Tiffany: Yes, we instituted the 5-word speeches in year one and no one ever goes over–even to this day. Love that! The Webby’s continue to shed light on the best of the web, which as we all know is changing the way we do everything so rapidly. I think as a society, we are all moving so quickly, and it’s important that we take a moment to have a bigger conversation. A real conversation about what’s the good, what’s the bad and what’s the potential. There is so much good, but there are also some things that are not so great…like being distracted all the time. One day a week I completely unplug with my family, and that’s been really profound for me. I talk about this in my work and in the films too, which is to say that all this technology is amazing but don’t let it supersede those important, real life interactions.
Julie: Yes, I think a lot of us are feeling this way.

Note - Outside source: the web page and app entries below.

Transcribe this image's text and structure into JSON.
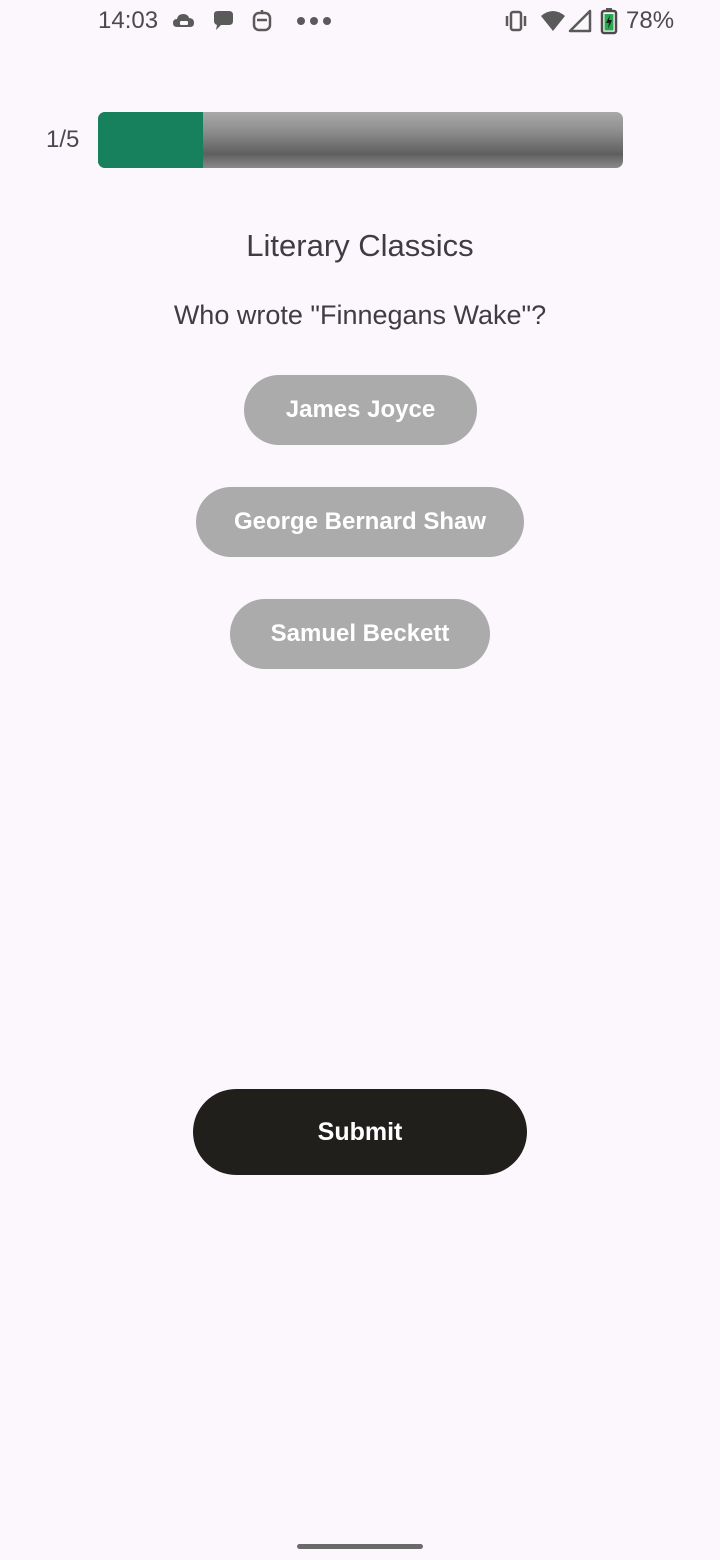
{
  "status_bar": {
    "time": "14:03",
    "battery_percent": "78%",
    "left_icons": [
      "cloud-game-icon",
      "chat-bubble-icon",
      "robot-face-icon",
      "more-dots-icon"
    ],
    "right_icons": [
      "vibrate-icon",
      "wifi-icon",
      "signal-icon",
      "battery-charging-icon"
    ]
  },
  "progress": {
    "label": "1/5",
    "fraction": 0.2,
    "fill_color": "#17815e",
    "track_color": "#8d8d8d"
  },
  "quiz": {
    "title": "Literary Classics",
    "question": "Who wrote \"Finnegans Wake\"?",
    "answers": [
      {
        "label": "James Joyce"
      },
      {
        "label": "George Bernard Shaw"
      },
      {
        "label": "Samuel Beckett"
      }
    ],
    "submit_label": "Submit"
  },
  "colors": {
    "background": "#fcf7fc",
    "answer_button": "#ababab",
    "submit_button": "#211f1c"
  }
}
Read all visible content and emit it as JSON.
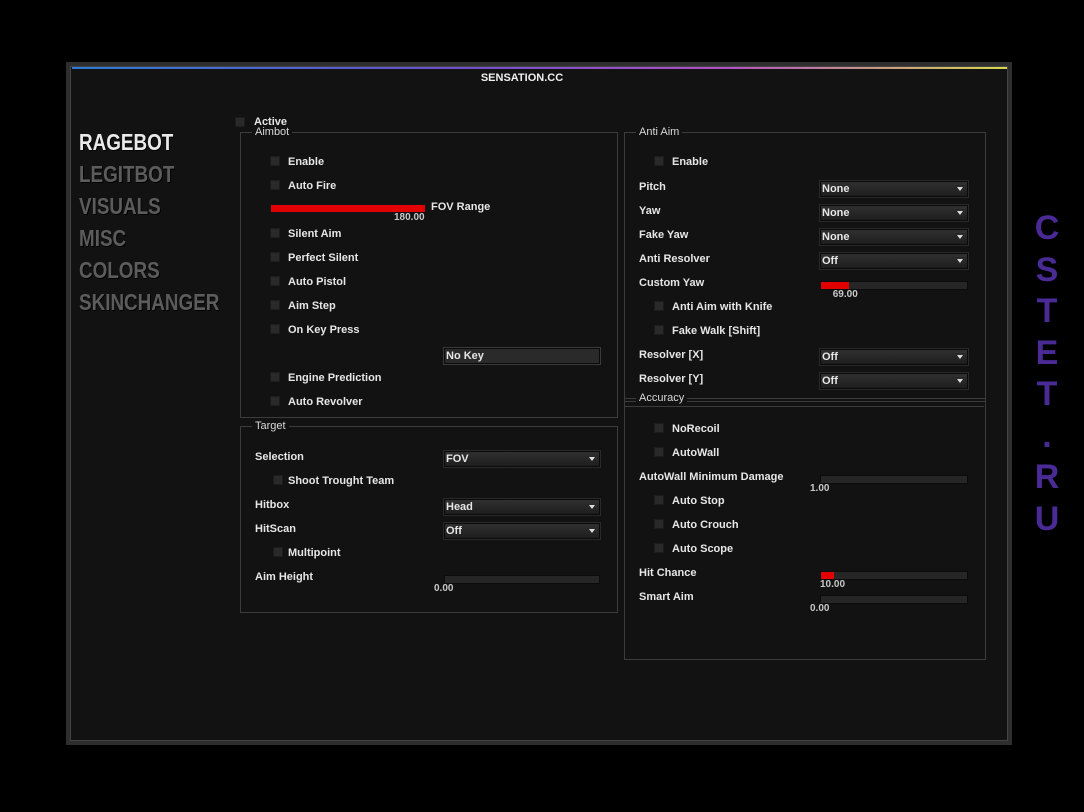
{
  "window": {
    "title": "SENSATION.CC",
    "accent_gradient": [
      "#2b7bd6",
      "#b24fc4",
      "#d8d84a"
    ]
  },
  "nav": {
    "items": [
      {
        "label": "RAGEBOT",
        "active": true
      },
      {
        "label": "LEGITBOT"
      },
      {
        "label": "VISUALS"
      },
      {
        "label": "MISC"
      },
      {
        "label": "COLORS"
      },
      {
        "label": "SKINCHANGER"
      }
    ]
  },
  "active": {
    "label": "Active",
    "checked": false
  },
  "aimbot": {
    "title": "Aimbot",
    "controls": [
      {
        "type": "checkbox",
        "label": "Enable",
        "checked": false
      },
      {
        "type": "checkbox",
        "label": "Auto Fire",
        "checked": false
      },
      {
        "type": "slider",
        "label": "FOV Range",
        "value": "180.00",
        "fill": 1.0
      },
      {
        "type": "checkbox",
        "label": "Silent Aim",
        "checked": false
      },
      {
        "type": "checkbox",
        "label": "Perfect Silent",
        "checked": false
      },
      {
        "type": "checkbox",
        "label": "Auto Pistol",
        "checked": false
      },
      {
        "type": "checkbox",
        "label": "Aim Step",
        "checked": false
      },
      {
        "type": "checkbox",
        "label": "On Key Press",
        "checked": false
      },
      {
        "type": "keybind",
        "value": "No Key"
      },
      {
        "type": "checkbox",
        "label": "Engine Prediction",
        "checked": false
      },
      {
        "type": "checkbox",
        "label": "Auto Revolver",
        "checked": false
      }
    ]
  },
  "target": {
    "title": "Target",
    "controls": [
      {
        "type": "dropdown",
        "label": "Selection",
        "value": "FOV"
      },
      {
        "type": "checkbox",
        "label": "Shoot Trought Team",
        "checked": false
      },
      {
        "type": "dropdown",
        "label": "Hitbox",
        "value": "Head"
      },
      {
        "type": "dropdown",
        "label": "HitScan",
        "value": "Off"
      },
      {
        "type": "checkbox",
        "label": "Multipoint",
        "checked": false
      },
      {
        "type": "slider",
        "label": "Aim Height",
        "value": "0.00",
        "fill": 0
      }
    ]
  },
  "antiaim": {
    "title": "Anti Aim",
    "controls": [
      {
        "type": "checkbox",
        "label": "Enable",
        "checked": false
      },
      {
        "type": "dropdown",
        "label": "Pitch",
        "value": "None"
      },
      {
        "type": "dropdown",
        "label": "Yaw",
        "value": "None"
      },
      {
        "type": "dropdown",
        "label": "Fake Yaw",
        "value": "None"
      },
      {
        "type": "dropdown",
        "label": "Anti Resolver",
        "value": "Off"
      },
      {
        "type": "slider",
        "label": "Custom Yaw",
        "value": "69.00",
        "fill": 0.19
      },
      {
        "type": "checkbox",
        "label": "Anti Aim with Knife",
        "checked": false
      },
      {
        "type": "checkbox",
        "label": "Fake Walk [Shift]",
        "checked": false
      },
      {
        "type": "dropdown",
        "label": "Resolver [X]",
        "value": "Off"
      },
      {
        "type": "dropdown",
        "label": "Resolver [Y]",
        "value": "Off"
      }
    ]
  },
  "accuracy": {
    "title": "Accuracy",
    "controls": [
      {
        "type": "checkbox",
        "label": "NoRecoil",
        "checked": false
      },
      {
        "type": "checkbox",
        "label": "AutoWall",
        "checked": false
      },
      {
        "type": "slider",
        "label": "AutoWall Minimum Damage",
        "value": "1.00",
        "fill": 0
      },
      {
        "type": "checkbox",
        "label": "Auto Stop",
        "checked": false
      },
      {
        "type": "checkbox",
        "label": "Auto Crouch",
        "checked": false
      },
      {
        "type": "checkbox",
        "label": "Auto Scope",
        "checked": false
      },
      {
        "type": "slider",
        "label": "Hit Chance",
        "value": "10.00",
        "fill": 0.09
      },
      {
        "type": "slider",
        "label": "Smart Aim",
        "value": "0.00",
        "fill": 0
      }
    ]
  },
  "watermark": {
    "text": "CSTET.RU",
    "color": "#4a2b96"
  },
  "colors": {
    "slider_fill": "#e30000"
  }
}
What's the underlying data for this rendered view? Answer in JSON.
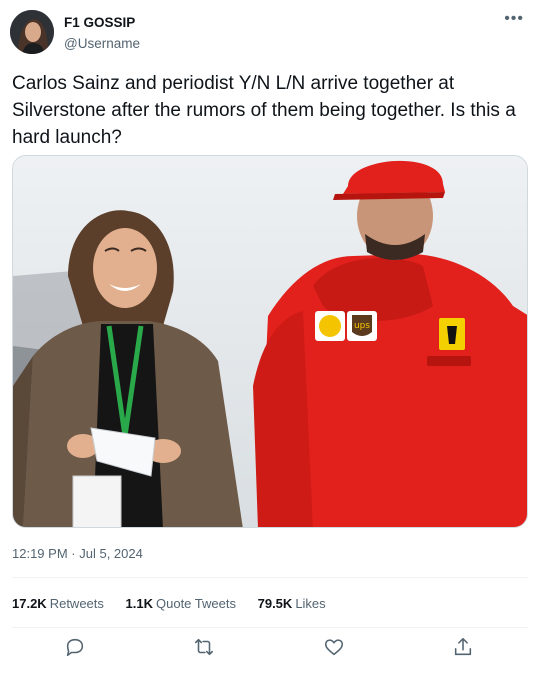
{
  "author": {
    "name": "F1 GOSSIP",
    "handle": "@Username",
    "avatar_icon": "avatar-photo"
  },
  "more_icon": "more-horizontal-icon",
  "tweet": {
    "text": "Carlos Sainz and periodist Y/N L/N arrive together at Silverstone after the rumors of them being together. Is this a hard launch?",
    "media": {
      "description_icon": "photo",
      "sponsor_logos": [
        "ups"
      ]
    }
  },
  "meta": {
    "time": "12:19 PM",
    "separator": "·",
    "date": "Jul 5, 2024"
  },
  "stats": [
    {
      "count": "17.2K",
      "label": "Retweets"
    },
    {
      "count": "1.1K",
      "label": "Quote Tweets"
    },
    {
      "count": "79.5K",
      "label": "Likes"
    }
  ],
  "actions": [
    "reply-icon",
    "retweet-icon",
    "like-icon",
    "share-icon"
  ],
  "colors": {
    "text_primary": "#0f1419",
    "text_secondary": "#536471",
    "divider": "#eff3f4",
    "ferrari_red": "#e2211c"
  }
}
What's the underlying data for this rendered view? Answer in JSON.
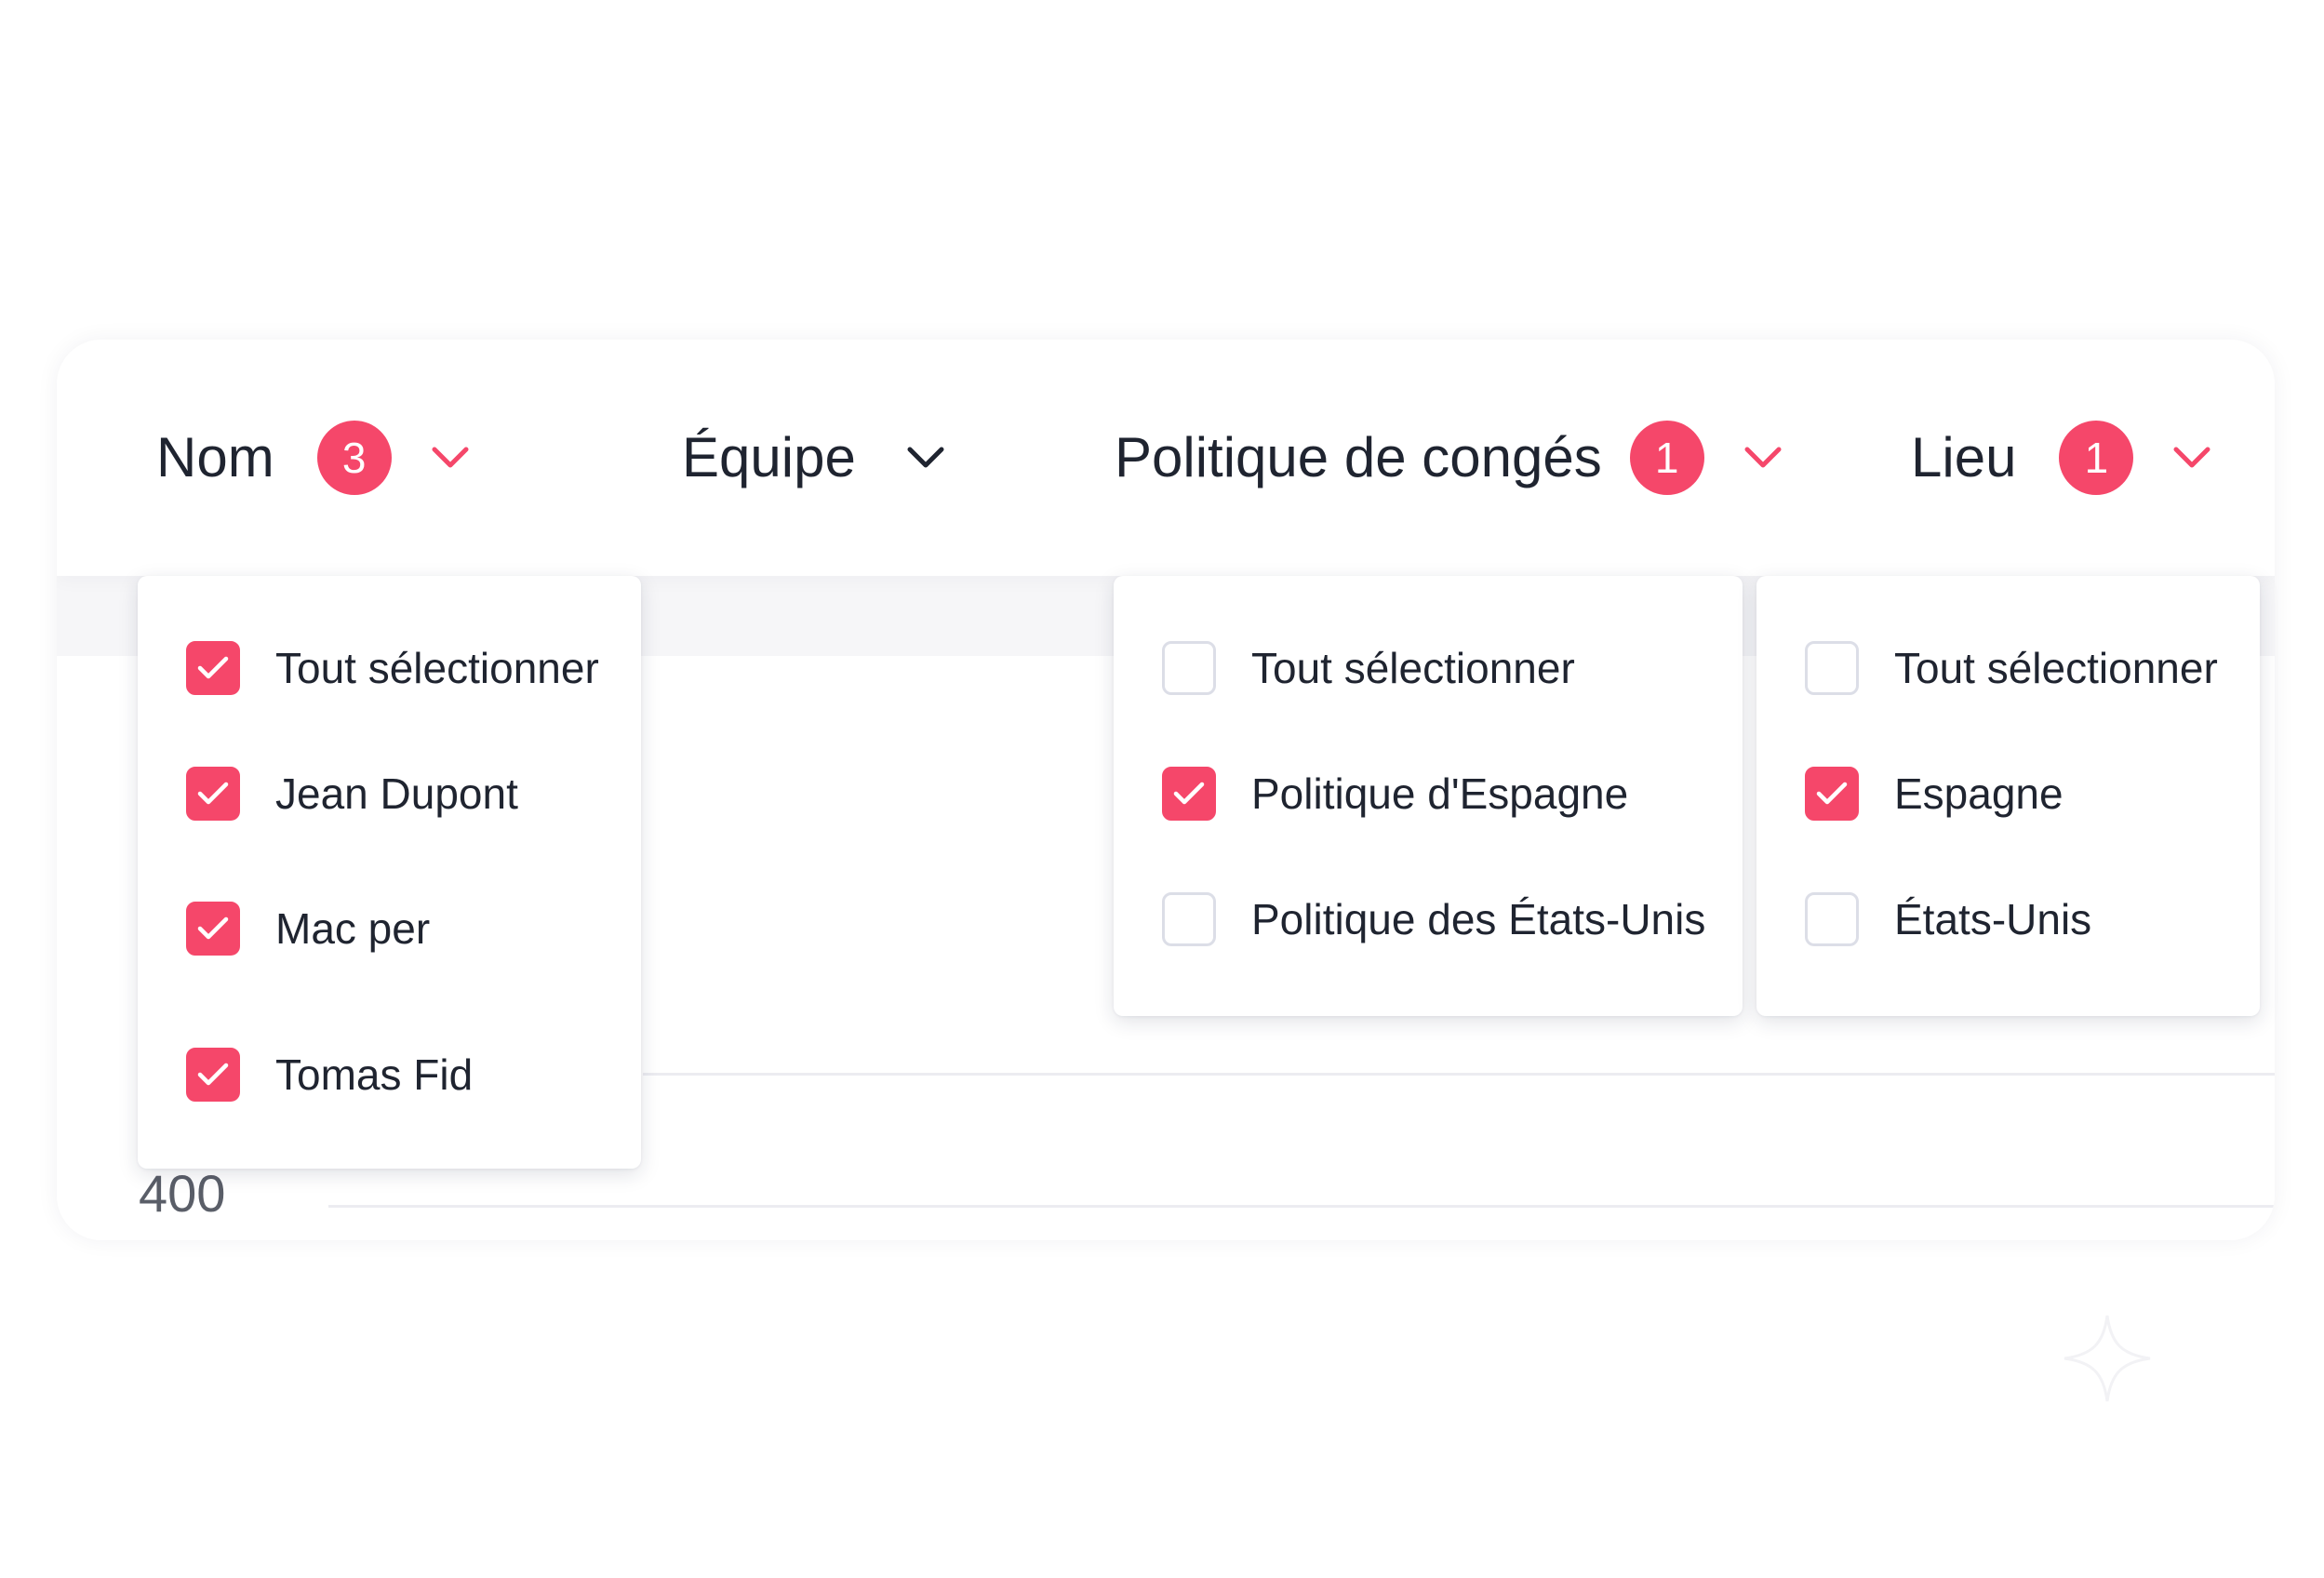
{
  "colors": {
    "accent": "#f5476a",
    "text": "#1f2430",
    "checkbox_border": "#dcdee7",
    "grid": "#ececf1"
  },
  "filters": [
    {
      "label": "Nom",
      "badge": "3",
      "icon": "chevron-down-icon",
      "icon_color": "#f5476a"
    },
    {
      "label": "Équipe",
      "badge": "",
      "icon": "chevron-down-icon",
      "icon_color": "#1f2430"
    },
    {
      "label": "Politique de congés",
      "badge": "1",
      "icon": "chevron-down-icon",
      "icon_color": "#f5476a"
    },
    {
      "label": "Lieu",
      "badge": "1",
      "icon": "chevron-down-icon",
      "icon_color": "#f5476a"
    }
  ],
  "dropdowns": {
    "nom": {
      "options": [
        {
          "label": "Tout sélectionner",
          "checked": true
        },
        {
          "label": "Jean Dupont",
          "checked": true
        },
        {
          "label": "Mac per",
          "checked": true
        },
        {
          "label": "Tomas Fid",
          "checked": true
        }
      ]
    },
    "politique": {
      "options": [
        {
          "label": "Tout sélectionner",
          "checked": false
        },
        {
          "label": "Politique d'Espagne",
          "checked": true
        },
        {
          "label": "Politique des États-Unis",
          "checked": false
        }
      ]
    },
    "lieu": {
      "options": [
        {
          "label": "Tout sélectionner",
          "checked": false
        },
        {
          "label": "Espagne",
          "checked": true
        },
        {
          "label": "États-Unis",
          "checked": false
        }
      ]
    }
  },
  "chart": {
    "axis_label": "400"
  }
}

Tiffany: I encourage people to take a moment to explore how technology can be great for their company, their organization, their personal life, etc. and then think about what does it take away and what can be done about it. Lastly, and this is the fun part, where can this all lead? What is the potential for innovation? What’s the potential for humanity? What tools need to be made? What do we need to be thinking about as we move forward?
Julie: The reason I find your films so compelling for innovators is that in my own work, I continue to see this schism between, on the one hand the people who are dying to innovate, the brave ones or the brave companies who are taking risks; but on the other hand, the huge number of companies and people stuck and afraid and not wanting to risk the business or jobs they have and fail. Or the more cynical ones will say, “Innovation, isn’t that a buzz word?” Recently, a lawyer who works on intellectual property said to me, “Innovation, that’s not something you do, that’s something you respond to.” That’s indicative of what many people think – that innovation is only created by a privileged and lucky elite. What I love about what you’re doing is that you’re giving people all over the world an opportunity to co-create with you.
So, as we close, specifically how can our community engage with you?
Tiffany: There are three ways. First, any of your readers or community members that would like to host a screening of Connected can contact us at Host Your Own Screening page. Secondly, we’d love to have Engage translated by your audience for use in their countries. Details are available on the Get Involved tab of our website. Finally, because our mission is to start these conversations, we will work with your community to customize versions of Engage or A Declaration of Interdependence for non-profit organizations. Here is more information about film customization for organizational use.
Julie Anixter is Chief Innovation Officer at Maga Design and the executive editor and co-founder of Innovation Excellence. She worked with Tom Peters for five years on bringing big ideas to big audiences. Now she works with the US Military and other high test innovation cultures that make a difference.